Raw data:
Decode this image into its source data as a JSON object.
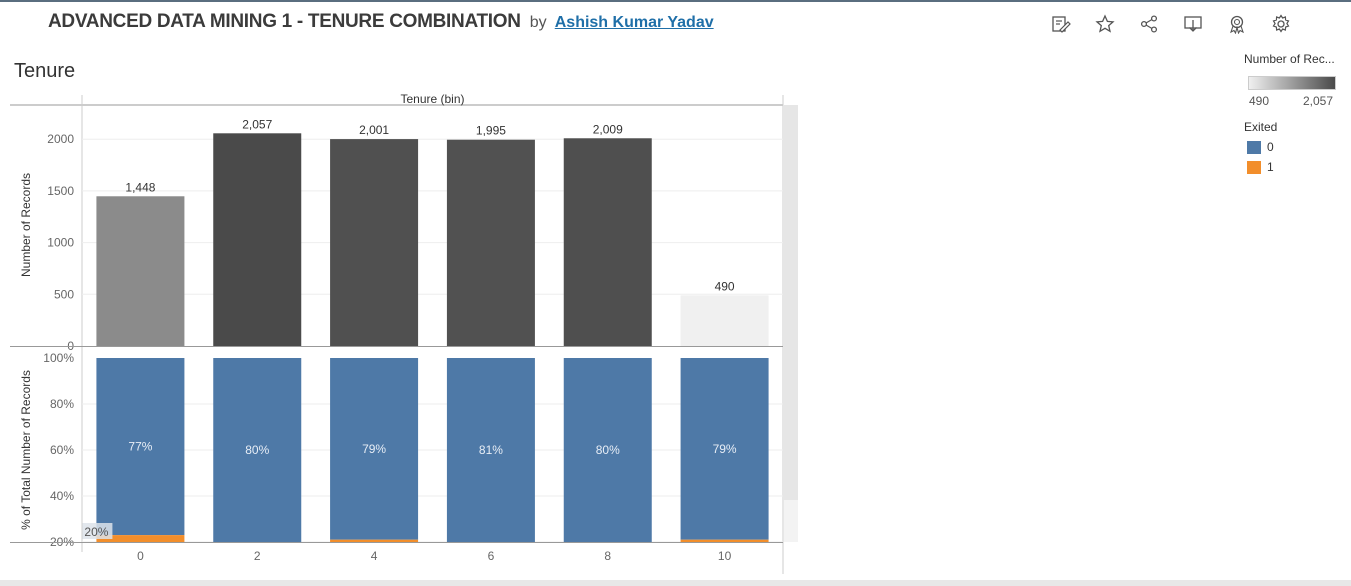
{
  "header": {
    "title": "ADVANCED DATA MINING 1 - TENURE COMBINATION",
    "by": "by",
    "author": "Ashish Kumar Yadav"
  },
  "toolbar": {
    "icons": [
      "edit-icon",
      "star-icon",
      "share-icon",
      "download-icon",
      "badge-icon",
      "settings-icon"
    ]
  },
  "sheet_title": "Tenure",
  "legend": {
    "color_title": "Number of Rec...",
    "color_min": "490",
    "color_max": "2,057",
    "exited_title": "Exited",
    "items": [
      {
        "label": "0",
        "color": "#4e79a7"
      },
      {
        "label": "1",
        "color": "#f28e2b"
      }
    ]
  },
  "chart_data": [
    {
      "type": "bar",
      "title": "",
      "xlabel": "Tenure (bin)",
      "ylabel": "Number of Records",
      "categories": [
        "0",
        "2",
        "4",
        "6",
        "8",
        "10"
      ],
      "values": [
        1448,
        2057,
        2001,
        1995,
        2009,
        490
      ],
      "data_labels": [
        "1,448",
        "2,057",
        "2,001",
        "1,995",
        "2,009",
        "490"
      ],
      "ylim": [
        0,
        2200
      ],
      "yticks": [
        "0",
        "500",
        "1000",
        "1500",
        "2000"
      ],
      "ytick_values": [
        0,
        500,
        1000,
        1500,
        2000
      ],
      "color_scale": {
        "min": 490,
        "max": 2057,
        "min_color": "#f0f0f0",
        "max_color": "#4a4a4a"
      },
      "grid": true
    },
    {
      "type": "bar",
      "stacked": true,
      "xlabel": "",
      "ylabel": "% of Total Number of Records",
      "categories": [
        "0",
        "2",
        "4",
        "6",
        "8",
        "10"
      ],
      "series": [
        {
          "name": "0",
          "color": "#4e79a7",
          "values": [
            0.77,
            0.8,
            0.79,
            0.81,
            0.8,
            0.79
          ],
          "labels": [
            "77%",
            "80%",
            "79%",
            "81%",
            "80%",
            "79%"
          ]
        },
        {
          "name": "1",
          "color": "#f28e2b",
          "values": [
            0.23,
            0.2,
            0.21,
            0.19,
            0.2,
            0.21
          ]
        }
      ],
      "visible_range": [
        0.2,
        1.0
      ],
      "yticks": [
        "20%",
        "40%",
        "60%",
        "80%",
        "100%"
      ],
      "ytick_values": [
        0.2,
        0.4,
        0.6,
        0.8,
        1.0
      ],
      "overflow_label": "20%",
      "grid": true
    }
  ]
}
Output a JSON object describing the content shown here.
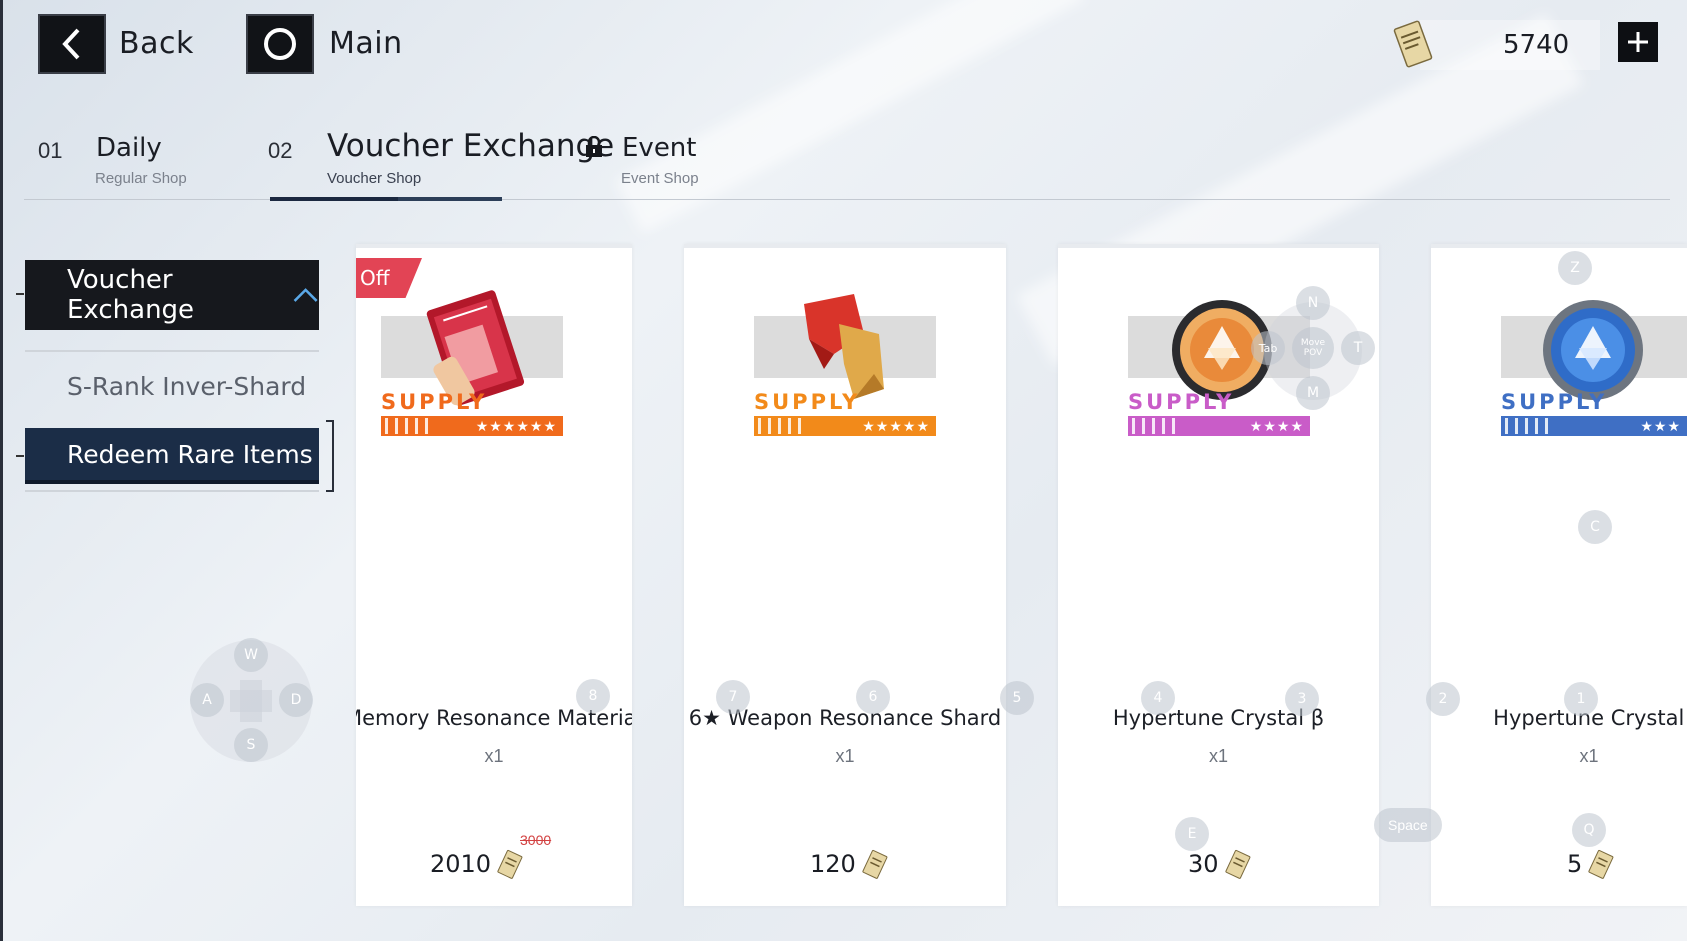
{
  "topbar": {
    "back_label": "Back",
    "main_label": "Main",
    "currency_amount": "5740",
    "icons": {
      "back": "chevron-left-icon",
      "main": "circle-home-icon",
      "currency": "voucher-ticket-icon",
      "plus": "plus-icon"
    }
  },
  "tabs": [
    {
      "num": "01",
      "title": "Daily",
      "subtitle": "Regular Shop",
      "active": false
    },
    {
      "num": "02",
      "title": "Voucher Exchange",
      "subtitle": "Voucher Shop",
      "active": true
    },
    {
      "num": "",
      "title": "Event",
      "subtitle": "Event Shop",
      "active": false,
      "locked": true
    }
  ],
  "sidebar": {
    "header": "Voucher Exchange",
    "items": [
      {
        "label": "S-Rank Inver-Shard",
        "active": false
      },
      {
        "label": "Redeem Rare Items",
        "active": true
      }
    ]
  },
  "cards": [
    {
      "name": "Memory Resonance Material Pick",
      "qty": "x1",
      "price": "2010",
      "old_price": "3000",
      "badge": "Off",
      "supply": "SUPPLY",
      "stars": "★★★★★★",
      "color": "#f06a1c"
    },
    {
      "name": "6★ Weapon Resonance Shard",
      "qty": "x1",
      "price": "120",
      "supply": "SUPPLY",
      "stars": "★★★★★",
      "color": "#f28a1a"
    },
    {
      "name": "Hypertune Crystal β",
      "qty": "x1",
      "price": "30",
      "supply": "SUPPLY",
      "stars": "★★★★",
      "color": "#c95cc8"
    },
    {
      "name": "Hypertune Crystal α",
      "qty": "x1",
      "price": "5",
      "supply": "SUPPLY",
      "stars": "★★★",
      "color": "#3f6fc4"
    }
  ],
  "key_hints": {
    "wasd": [
      "W",
      "A",
      "S",
      "D"
    ],
    "numbers": [
      "8",
      "7",
      "6",
      "5",
      "4",
      "3",
      "2",
      "1"
    ],
    "nav": [
      "N",
      "T",
      "M",
      "Tab"
    ],
    "move_pov": "Move POV",
    "other": [
      "Z",
      "C",
      "E",
      "Q",
      "Space"
    ]
  }
}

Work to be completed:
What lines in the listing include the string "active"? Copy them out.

Response below:
      "active": false
      "active": true
      "active": false,
        "active": false
        "active": true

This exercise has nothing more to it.